Records for the task section start

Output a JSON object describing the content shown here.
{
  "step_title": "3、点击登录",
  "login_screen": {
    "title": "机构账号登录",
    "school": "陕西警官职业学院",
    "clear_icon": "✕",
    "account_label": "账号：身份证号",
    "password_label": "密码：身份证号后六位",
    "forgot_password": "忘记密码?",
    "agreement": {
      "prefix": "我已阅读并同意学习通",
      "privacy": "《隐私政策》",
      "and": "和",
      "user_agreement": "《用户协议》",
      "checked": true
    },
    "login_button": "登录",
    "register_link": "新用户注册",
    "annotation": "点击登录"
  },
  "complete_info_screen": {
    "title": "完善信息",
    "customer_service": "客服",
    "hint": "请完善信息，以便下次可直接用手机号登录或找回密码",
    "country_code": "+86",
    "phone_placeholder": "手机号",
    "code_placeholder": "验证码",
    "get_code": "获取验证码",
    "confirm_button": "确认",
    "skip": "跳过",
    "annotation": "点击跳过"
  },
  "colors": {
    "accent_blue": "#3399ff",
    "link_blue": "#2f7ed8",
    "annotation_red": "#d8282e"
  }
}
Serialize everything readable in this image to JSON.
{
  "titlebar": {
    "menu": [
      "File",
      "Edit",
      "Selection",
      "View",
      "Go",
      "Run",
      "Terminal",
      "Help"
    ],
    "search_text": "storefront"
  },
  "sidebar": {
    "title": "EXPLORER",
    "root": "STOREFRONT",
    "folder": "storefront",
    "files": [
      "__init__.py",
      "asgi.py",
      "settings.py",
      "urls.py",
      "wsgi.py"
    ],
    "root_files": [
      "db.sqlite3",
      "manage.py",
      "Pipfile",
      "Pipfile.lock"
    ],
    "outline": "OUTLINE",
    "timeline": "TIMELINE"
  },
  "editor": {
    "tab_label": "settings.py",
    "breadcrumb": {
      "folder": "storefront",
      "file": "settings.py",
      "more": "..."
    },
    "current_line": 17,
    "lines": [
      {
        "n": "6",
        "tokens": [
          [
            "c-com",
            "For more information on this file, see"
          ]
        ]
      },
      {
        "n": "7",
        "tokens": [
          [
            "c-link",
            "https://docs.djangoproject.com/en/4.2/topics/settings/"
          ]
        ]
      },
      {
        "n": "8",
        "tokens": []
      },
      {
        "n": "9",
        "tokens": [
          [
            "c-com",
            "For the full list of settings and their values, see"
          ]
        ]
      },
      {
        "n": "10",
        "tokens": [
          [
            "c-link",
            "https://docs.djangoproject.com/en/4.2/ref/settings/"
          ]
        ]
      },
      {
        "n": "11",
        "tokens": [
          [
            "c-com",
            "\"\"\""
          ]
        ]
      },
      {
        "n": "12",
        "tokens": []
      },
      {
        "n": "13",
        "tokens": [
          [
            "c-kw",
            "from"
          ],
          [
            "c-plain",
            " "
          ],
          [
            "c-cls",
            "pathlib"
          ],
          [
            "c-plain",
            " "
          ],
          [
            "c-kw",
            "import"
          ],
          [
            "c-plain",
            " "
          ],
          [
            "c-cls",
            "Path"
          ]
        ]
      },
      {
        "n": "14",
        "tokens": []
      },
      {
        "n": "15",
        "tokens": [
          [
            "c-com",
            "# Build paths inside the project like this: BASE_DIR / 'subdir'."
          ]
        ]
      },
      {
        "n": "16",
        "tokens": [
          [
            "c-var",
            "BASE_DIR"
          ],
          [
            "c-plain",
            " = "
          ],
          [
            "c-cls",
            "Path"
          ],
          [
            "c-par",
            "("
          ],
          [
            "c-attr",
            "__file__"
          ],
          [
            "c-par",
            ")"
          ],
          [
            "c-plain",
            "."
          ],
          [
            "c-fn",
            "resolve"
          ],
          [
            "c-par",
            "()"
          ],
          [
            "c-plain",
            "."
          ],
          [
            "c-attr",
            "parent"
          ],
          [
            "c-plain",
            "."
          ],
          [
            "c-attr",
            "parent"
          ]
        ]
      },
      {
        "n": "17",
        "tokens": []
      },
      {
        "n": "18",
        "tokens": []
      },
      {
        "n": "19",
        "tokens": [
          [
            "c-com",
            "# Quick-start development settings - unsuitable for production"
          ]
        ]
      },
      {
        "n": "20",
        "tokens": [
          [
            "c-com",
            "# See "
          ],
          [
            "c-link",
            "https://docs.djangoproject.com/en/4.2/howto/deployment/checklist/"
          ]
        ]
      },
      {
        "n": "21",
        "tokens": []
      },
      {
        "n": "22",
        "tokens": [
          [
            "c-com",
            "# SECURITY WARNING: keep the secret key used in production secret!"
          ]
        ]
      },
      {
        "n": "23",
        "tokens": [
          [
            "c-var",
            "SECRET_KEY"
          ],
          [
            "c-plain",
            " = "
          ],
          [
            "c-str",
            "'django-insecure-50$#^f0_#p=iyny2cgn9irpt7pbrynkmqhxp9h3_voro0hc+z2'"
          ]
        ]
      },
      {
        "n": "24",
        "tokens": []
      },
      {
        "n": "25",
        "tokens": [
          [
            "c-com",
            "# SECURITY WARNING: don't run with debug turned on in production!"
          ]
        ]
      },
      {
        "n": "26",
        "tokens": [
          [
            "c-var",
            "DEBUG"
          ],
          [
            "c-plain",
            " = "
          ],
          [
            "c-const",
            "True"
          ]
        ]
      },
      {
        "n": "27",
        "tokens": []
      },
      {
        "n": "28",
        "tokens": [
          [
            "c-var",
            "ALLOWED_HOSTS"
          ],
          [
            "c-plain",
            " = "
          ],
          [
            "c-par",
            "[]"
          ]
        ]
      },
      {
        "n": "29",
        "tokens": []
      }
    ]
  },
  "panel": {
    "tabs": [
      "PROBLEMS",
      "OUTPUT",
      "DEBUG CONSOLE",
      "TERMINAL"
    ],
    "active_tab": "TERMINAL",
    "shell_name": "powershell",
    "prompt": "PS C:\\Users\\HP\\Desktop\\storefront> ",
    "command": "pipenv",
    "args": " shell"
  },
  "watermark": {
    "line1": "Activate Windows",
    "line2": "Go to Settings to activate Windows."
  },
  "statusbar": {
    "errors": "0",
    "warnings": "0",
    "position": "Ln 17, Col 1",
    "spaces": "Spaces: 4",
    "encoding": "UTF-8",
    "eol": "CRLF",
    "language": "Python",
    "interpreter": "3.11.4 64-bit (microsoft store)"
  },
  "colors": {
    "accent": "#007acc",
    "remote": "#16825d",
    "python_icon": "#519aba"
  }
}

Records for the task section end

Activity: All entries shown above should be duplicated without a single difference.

Completed task:
Output a JSON object describing the content shown here.
{
  "step_title": "3、点击登录",
  "login_screen": {
    "title": "机构账号登录",
    "school": "陕西警官职业学院",
    "clear_icon": "✕",
    "account_label": "账号：身份证号",
    "password_label": "密码：身份证号后六位",
    "forgot_password": "忘记密码?",
    "agreement": {
      "prefix": "我已阅读并同意学习通",
      "privacy": "《隐私政策》",
      "and": "和",
      "user_agreement": "《用户协议》",
      "checked": true
    },
    "login_button": "登录",
    "register_link": "新用户注册",
    "annotation": "点击登录"
  },
  "complete_info_screen": {
    "title": "完善信息",
    "customer_service": "客服",
    "hint": "请完善信息，以便下次可直接用手机号登录或找回密码",
    "country_code": "+86",
    "phone_placeholder": "手机号",
    "code_placeholder": "验证码",
    "get_code": "获取验证码",
    "confirm_button": "确认",
    "skip": "跳过",
    "annotation": "点击跳过"
  },
  "colors": {
    "accent_blue": "#3399ff",
    "link_blue": "#2f7ed8",
    "annotation_red": "#d8282e"
  }
}
Serialize everything readable in this image to JSON.
{
  "titlebar": {
    "menu": [
      "File",
      "Edit",
      "Selection",
      "View",
      "Go",
      "Run",
      "Terminal",
      "Help"
    ],
    "search_text": "storefront"
  },
  "sidebar": {
    "title": "EXPLORER",
    "root": "STOREFRONT",
    "folder": "storefront",
    "files": [
      "__init__.py",
      "asgi.py",
      "settings.py",
      "urls.py",
      "wsgi.py"
    ],
    "root_files": [
      "db.sqlite3",
      "manage.py",
      "Pipfile",
      "Pipfile.lock"
    ],
    "outline": "OUTLINE",
    "timeline": "TIMELINE"
  },
  "editor": {
    "tab_label": "settings.py",
    "breadcrumb": {
      "folder": "storefront",
      "file": "settings.py",
      "more": "..."
    },
    "current_line": 17,
    "lines": [
      {
        "n": "6",
        "tokens": [
          [
            "c-com",
            "For more information on this file, see"
          ]
        ]
      },
      {
        "n": "7",
        "tokens": [
          [
            "c-link",
            "https://docs.djangoproject.com/en/4.2/topics/settings/"
          ]
        ]
      },
      {
        "n": "8",
        "tokens": []
      },
      {
        "n": "9",
        "tokens": [
          [
            "c-com",
            "For the full list of settings and their values, see"
          ]
        ]
      },
      {
        "n": "10",
        "tokens": [
          [
            "c-link",
            "https://docs.djangoproject.com/en/4.2/ref/settings/"
          ]
        ]
      },
      {
        "n": "11",
        "tokens": [
          [
            "c-com",
            "\"\"\""
          ]
        ]
      },
      {
        "n": "12",
        "tokens": []
      },
      {
        "n": "13",
        "tokens": [
          [
            "c-kw",
            "from"
          ],
          [
            "c-plain",
            " "
          ],
          [
            "c-cls",
            "pathlib"
          ],
          [
            "c-plain",
            " "
          ],
          [
            "c-kw",
            "import"
          ],
          [
            "c-plain",
            " "
          ],
          [
            "c-cls",
            "Path"
          ]
        ]
      },
      {
        "n": "14",
        "tokens": []
      },
      {
        "n": "15",
        "tokens": [
          [
            "c-com",
            "# Build paths inside the project like this: BASE_DIR / 'subdir'."
          ]
        ]
      },
      {
        "n": "16",
        "tokens": [
          [
            "c-var",
            "BASE_DIR"
          ],
          [
            "c-plain",
            " = "
          ],
          [
            "c-cls",
            "Path"
          ],
          [
            "c-par",
            "("
          ],
          [
            "c-attr",
            "__file__"
          ],
          [
            "c-par",
            ")"
          ],
          [
            "c-plain",
            "."
          ],
          [
            "c-fn",
            "resolve"
          ],
          [
            "c-par",
            "()"
          ],
          [
            "c-plain",
            "."
          ],
          [
            "c-attr",
            "parent"
          ],
          [
            "c-plain",
            "."
          ],
          [
            "c-attr",
            "parent"
          ]
        ]
      },
      {
        "n": "17",
        "tokens": []
      },
      {
        "n": "18",
        "tokens": []
      },
      {
        "n": "19",
        "tokens": [
          [
            "c-com",
            "# Quick-start development settings - unsuitable for production"
          ]
        ]
      },
      {
        "n": "20",
        "tokens": [
          [
            "c-com",
            "# See "
          ],
          [
            "c-link",
            "https://docs.djangoproject.com/en/4.2/howto/deployment/checklist/"
          ]
        ]
      },
      {
        "n": "21",
        "tokens": []
      },
      {
        "n": "22",
        "tokens": [
          [
            "c-com",
            "# SECURITY WARNING: keep the secret key used in production secret!"
          ]
        ]
      },
      {
        "n": "23",
        "tokens": [
          [
            "c-var",
            "SECRET_KEY"
          ],
          [
            "c-plain",
            " = "
          ],
          [
            "c-str",
            "'django-insecure-50$#^f0_#p=iyny2cgn9irpt7pbrynkmqhxp9h3_voro0hc+z2'"
          ]
        ]
      },
      {
        "n": "24",
        "tokens": []
      },
      {
        "n": "25",
        "tokens": [
          [
            "c-com",
            "# SECURITY WARNING: don't run with debug turned on in production!"
          ]
        ]
      },
      {
        "n": "26",
        "tokens": [
          [
            "c-var",
            "DEBUG"
          ],
          [
            "c-plain",
            " = "
          ],
          [
            "c-const",
            "True"
          ]
        ]
      },
      {
        "n": "27",
        "tokens": []
      },
      {
        "n": "28",
        "tokens": [
          [
            "c-var",
            "ALLOWED_HOSTS"
          ],
          [
            "c-plain",
            " = "
          ],
          [
            "c-par",
            "[]"
          ]
        ]
      },
      {
        "n": "29",
        "tokens": []
      }
    ]
  },
  "panel": {
    "tabs": [
      "PROBLEMS",
      "OUTPUT",
      "DEBUG CONSOLE",
      "TERMINAL"
    ],
    "active_tab": "TERMINAL",
    "shell_name": "powershell",
    "prompt": "PS C:\\Users\\HP\\Desktop\\storefront> ",
    "command": "pipenv",
    "args": " shell"
  },
  "watermark": {
    "line1": "Activate Windows",
    "line2": "Go to Settings to activate Windows."
  },
  "statusbar": {
    "errors": "0",
    "warnings": "0",
    "position": "Ln 17, Col 1",
    "spaces": "Spaces: 4",
    "encoding": "UTF-8",
    "eol": "CRLF",
    "language": "Python",
    "interpreter": "3.11.4 64-bit (microsoft store)"
  },
  "colors": {
    "accent": "#007acc",
    "remote": "#16825d",
    "python_icon": "#519aba"
  }
}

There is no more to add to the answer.